→ **WHAT IS NEEDED**
Of the entries that follow, how many lines hold the word "önce"? Reply with the number only.

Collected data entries
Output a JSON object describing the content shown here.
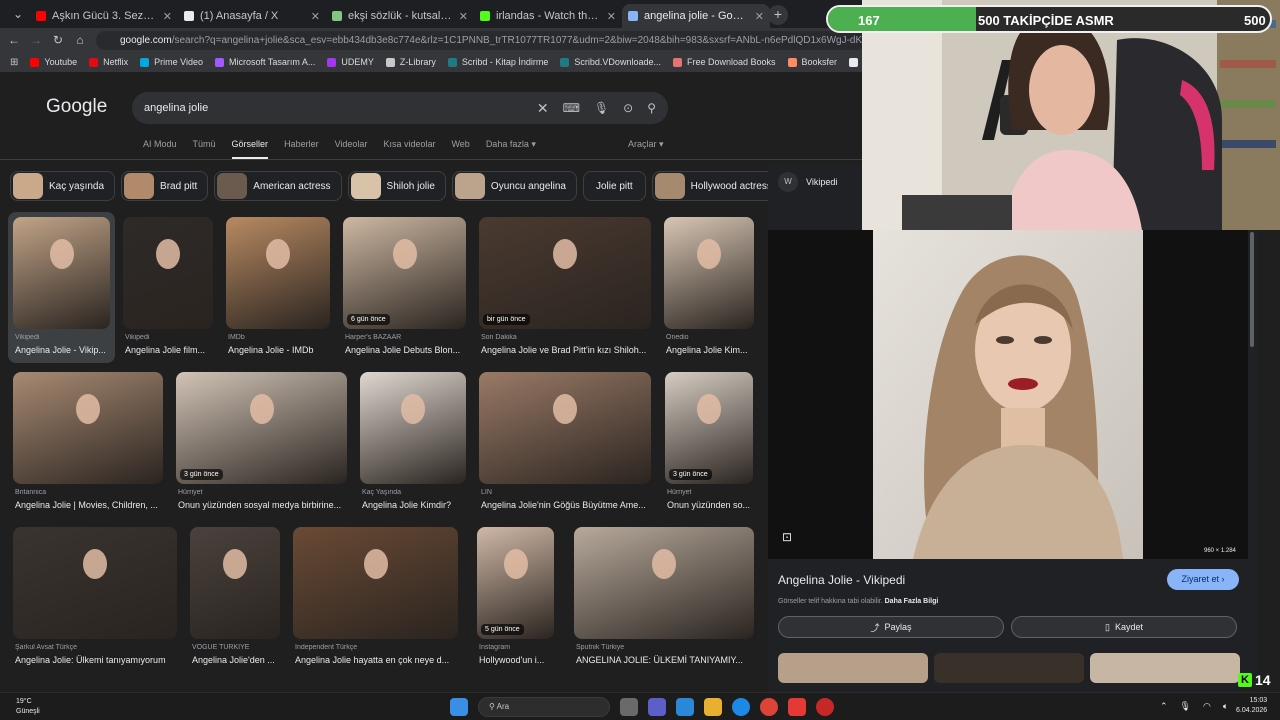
{
  "browser": {
    "tabs": [
      {
        "label": "Aşkın Gücü 3. Sezon 15. Bölüm",
        "favicon_color": "#ff0000",
        "active": false
      },
      {
        "label": "(1) Anasayfa / X",
        "favicon_color": "#e8eaed",
        "active": false
      },
      {
        "label": "ekşi sözlük - kutsal bilgi kaynağı",
        "favicon_color": "#81c784",
        "active": false
      },
      {
        "label": "irlandas - Watch the VOD on Kick",
        "favicon_color": "#53fc18",
        "active": false
      },
      {
        "label": "angelina jolie - Google'da Ara",
        "favicon_color": "#8ab4f8",
        "active": true
      }
    ],
    "url_host": "google.com",
    "url_rest": "/search?q=angelina+jolie&sca_esv=ebb434db3e8c774e&rlz=1C1PNNB_trTR1077TR1077&udm=2&biw=2048&bih=983&sxsrf=ANbL-n6ePdlQD1x6WgJ-dKmkMwtYlQdRw%3A17",
    "bookmarks": [
      {
        "label": "Youtube",
        "color": "#ff0000"
      },
      {
        "label": "Netflix",
        "color": "#e50914"
      },
      {
        "label": "Prime Video",
        "color": "#00a8e1"
      },
      {
        "label": "Microsoft Tasarım A...",
        "color": "#a259ff"
      },
      {
        "label": "UDEMY",
        "color": "#a435f0"
      },
      {
        "label": "Z-Library",
        "color": "#c8c8c8"
      },
      {
        "label": "Scribd - Kitap İndirme",
        "color": "#1e7b85"
      },
      {
        "label": "Scribd.VDownloade...",
        "color": "#1e7b85"
      },
      {
        "label": "Free Download Books",
        "color": "#e57373"
      },
      {
        "label": "Booksfer",
        "color": "#ff8a65"
      },
      {
        "label": "Anna's Archive",
        "color": "#e8eaed"
      },
      {
        "label": "El-Kitap",
        "color": "#4caf50"
      }
    ]
  },
  "google": {
    "logo": "Google",
    "query": "angelina jolie",
    "nav": [
      "AI Modu",
      "Tümü",
      "Görseller",
      "Haberler",
      "Videolar",
      "Kısa videolar",
      "Web",
      "Daha fazla ▾"
    ],
    "tools": "Araçlar ▾",
    "chips": [
      {
        "label": "Kaç yaşında",
        "color": "#c9a98a"
      },
      {
        "label": "Brad pitt",
        "color": "#b08a6a"
      },
      {
        "label": "American actress",
        "color": "#6b5a4e"
      },
      {
        "label": "Shiloh jolie",
        "color": "#d8c2a8"
      },
      {
        "label": "Oyuncu angelina",
        "color": "#bca38c"
      },
      {
        "label": "Jolie pitt",
        "color": ""
      },
      {
        "label": "Hollywood actress",
        "color": "#a58a70"
      }
    ]
  },
  "results": [
    {
      "source": "Vikipedi",
      "title": "Angelina Jolie - Vikip...",
      "badge": "",
      "color": "#c2a488"
    },
    {
      "source": "Vikipedi",
      "title": "Angelina Jolie film...",
      "badge": "",
      "color": "#2e2a28"
    },
    {
      "source": "IMDb",
      "title": "Angelina Jolie - IMDb",
      "badge": "",
      "color": "#b88a62"
    },
    {
      "source": "Harper's BAZAAR",
      "title": "Angelina Jolie Debuts Blon...",
      "badge": "6 gün önce",
      "color": "#cdb8a2"
    },
    {
      "source": "Son Dakika",
      "title": "Angelina Jolie ve Brad Pitt'in kızı Shiloh...",
      "badge": "bir gün önce",
      "color": "#4a3a30"
    },
    {
      "source": "Onedio",
      "title": "Angelina Jolie Kim...",
      "badge": "",
      "color": "#d8c6b4"
    },
    {
      "source": "Britannica",
      "title": "Angelina Jolie | Movies, Children, ...",
      "badge": "",
      "color": "#a88a72"
    },
    {
      "source": "Hürriyet",
      "title": "Onun yüzünden sosyal medya birbirine...",
      "badge": "3 gün önce",
      "color": "#d2c4b6"
    },
    {
      "source": "Kaç Yaşında",
      "title": "Angelina Jolie Kimdir?",
      "badge": "",
      "color": "#e0d8d0"
    },
    {
      "source": "LİN",
      "title": "Angelina Jolie'nin Göğüs Büyütme Ame...",
      "badge": "",
      "color": "#9a7a66"
    },
    {
      "source": "Hürriyet",
      "title": "Onun yüzünden so...",
      "badge": "3 gün önce",
      "color": "#d6ccc2"
    },
    {
      "source": "Şarkul Avsat Türkçe",
      "title": "Angelina Jolie: Ülkemi tanıyamıyorum",
      "badge": "",
      "color": "#3a3430"
    },
    {
      "source": "VOGUE TÜRKİYE",
      "title": "Angelina Jolie'den ...",
      "badge": "",
      "color": "#4a423c"
    },
    {
      "source": "Independent Türkçe",
      "title": "Angelina Jolie hayatta en çok neye d...",
      "badge": "",
      "color": "#6a4a34"
    },
    {
      "source": "Instagram",
      "title": "Hollywood'un i...",
      "badge": "5 gün önce",
      "color": "#d0b8a6"
    },
    {
      "source": "Sputnik Türkiye",
      "title": "ANGELINA JOLIE: ÜLKEMİ TANIYAMIY...",
      "badge": "",
      "color": "#b8aa9c"
    }
  ],
  "panel": {
    "site": "Vikipedi",
    "site_initial": "W",
    "dimensions": "960 × 1.284",
    "title": "Angelina Jolie - Vikipedi",
    "visit": "Ziyaret et ›",
    "note": "Görseller telif hakkına tabi olabilir.",
    "note_link": "Daha Fazla Bilgi",
    "share": "Paylaş",
    "save": "Kaydet"
  },
  "overlay": {
    "goal_current": "167",
    "goal_title": "500 TAKİPÇİDE ASMR",
    "goal_target": "500",
    "goal_progress": 0.334,
    "kick_count": "14"
  },
  "taskbar": {
    "temp": "19°C",
    "weather": "Güneşli",
    "search": "Ara",
    "time": "15:03",
    "date": "6.04.2026"
  }
}
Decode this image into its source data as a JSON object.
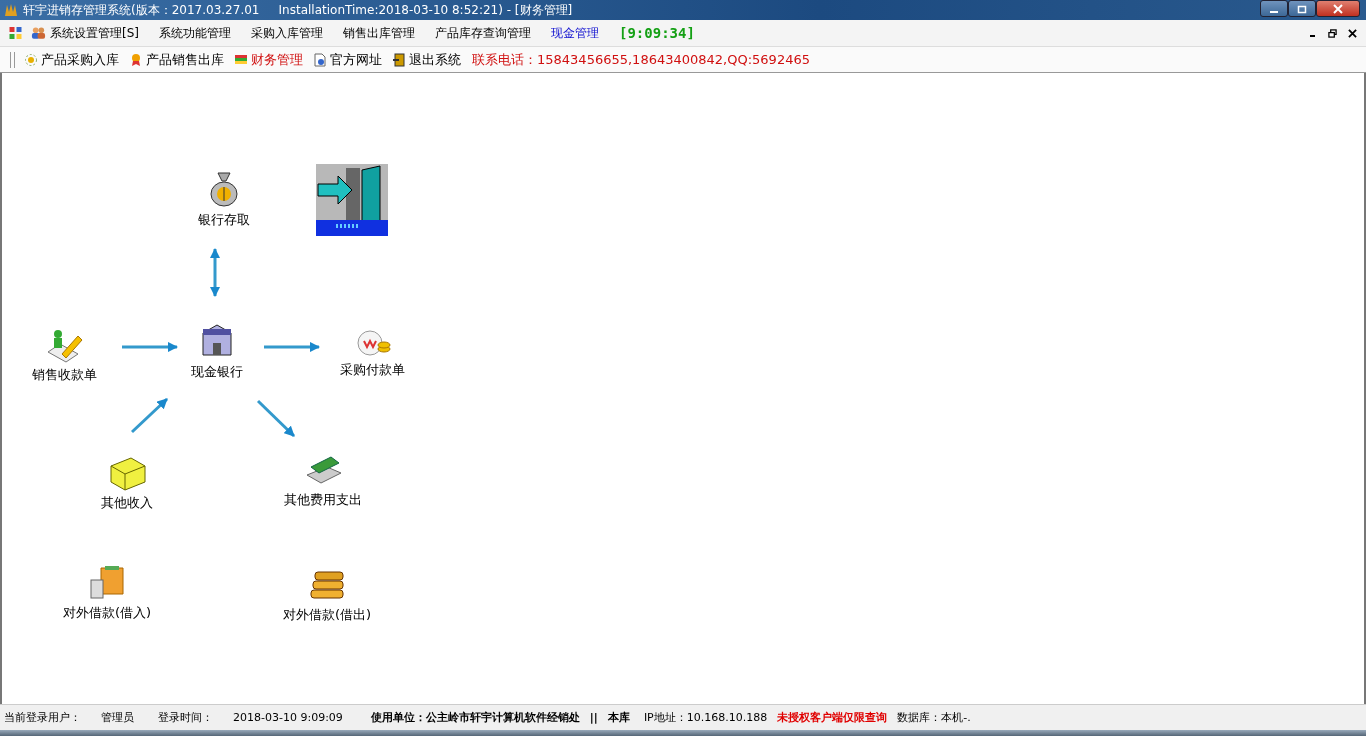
{
  "window": {
    "title": "轩宇进销存管理系统(版本：2017.03.27.01     InstallationTime:2018-03-10 8:52:21) - [财务管理]"
  },
  "menu": [
    {
      "label": "系统设置管理[S]",
      "selected": false
    },
    {
      "label": "系统功能管理",
      "selected": false
    },
    {
      "label": "采购入库管理",
      "selected": false
    },
    {
      "label": "销售出库管理",
      "selected": false
    },
    {
      "label": "产品库存查询管理",
      "selected": false
    },
    {
      "label": "现金管理",
      "selected": true
    }
  ],
  "clock": "[9:09:34]",
  "toolbar": [
    {
      "label": "产品采购入库",
      "selected": false
    },
    {
      "label": "产品销售出库",
      "selected": false
    },
    {
      "label": "财务管理",
      "selected": true
    },
    {
      "label": "官方网址",
      "selected": false
    },
    {
      "label": "退出系统",
      "selected": false
    }
  ],
  "contact": "联系电话：15843456655,18643400842,QQ:5692465",
  "diagram": {
    "nodes": [
      {
        "label": "银行存取"
      },
      {
        "label": "销售收款单"
      },
      {
        "label": "现金银行"
      },
      {
        "label": "采购付款单"
      },
      {
        "label": "其他收入"
      },
      {
        "label": "其他费用支出"
      },
      {
        "label": "对外借款(借入)"
      },
      {
        "label": "对外借款(借出)"
      }
    ]
  },
  "status_bar": [
    {
      "text": "当前登录用户：",
      "kind": "normal"
    },
    {
      "text": "管理员",
      "kind": "normal"
    },
    {
      "text": "登录时间：",
      "kind": "normal"
    },
    {
      "text": "2018-03-10 9:09:09",
      "kind": "normal"
    },
    {
      "text": "使用单位：公主岭市轩宇计算机软件经销处",
      "kind": "bold"
    },
    {
      "text": "||",
      "kind": "bold"
    },
    {
      "text": "本库",
      "kind": "bold"
    },
    {
      "text": "IP地址：10.168.10.188",
      "kind": "normal"
    },
    {
      "text": "未授权客户端仅限查询",
      "kind": "alert"
    },
    {
      "text": "数据库：本机-.",
      "kind": "normal"
    }
  ]
}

→ **RESULT OF THIS EXERCISE**
5